Where: French Institute in Prague, Štěpánská 35, Prague 1 Date: Wednesday 12 October 2022, at 6 pm Language: in French with simultaneous translation into Czech Organizers: CEFRES, French Institute in Prague, Charles University
The discussion will be moderated by Irena Jirků, journalist.

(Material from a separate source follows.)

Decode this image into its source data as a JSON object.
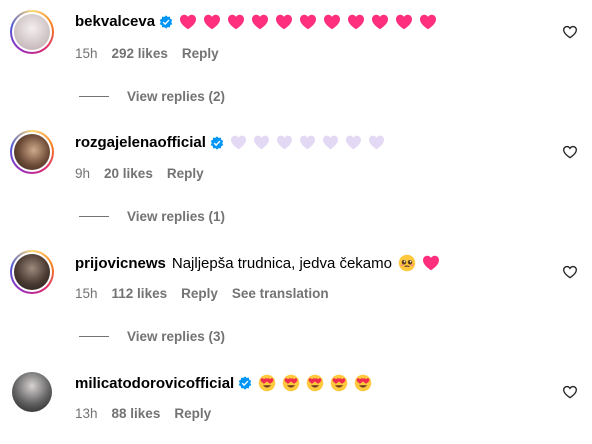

Presentation The description of a city with twelve mosques in an Arabic story about the Sahel regions; a letter from a Jewish merchant about a caravan from the "Land of the Blacks"; the discovery, in the middle of the Sahara, of shells from the Indian Ocean; the effigy of a Malian king on a Catalan map; the ruins of cities built of salt and coral blocks. And gold: a gold shield in a tomb in Senegal; gold coins found in a Christian monastery in Ethiopia; a golden rhinoceros looted and found in South Africa. All these documents testify to the diversity and richness of Africa in the Middle Ages. In his book Le Rhinocéros d'or, François-Xavier Fauvelle reconstructs, with the help of these fragments, a "stained glass window" that reveals forgotten kingdoms, from the savannah empires of West Africa to the coastal principalities of Kenya and Tanzania. An Africa that participates in the great trade with the Islamic world, India and China, reexamining the places and actors of a global Middle Ages.
François-Xavier Fauvelle is professor at Collège de France in Paris, first holder of the chair entitled History and archeology of African worlds. He has taught at Princeton University, led international research programs in South Africa, Ethiopia and Morocco. Among more than twenty books translated into a dozen of languages, he is the author of A Golden Rhinoceros. Histories of African Middle Ages that has been published in Czech in 2021: Zlatý nosorožec: příběhy o africkém středověku (Karolinum, 2021, transl. Alena Lhotová, Helena Beguivinová).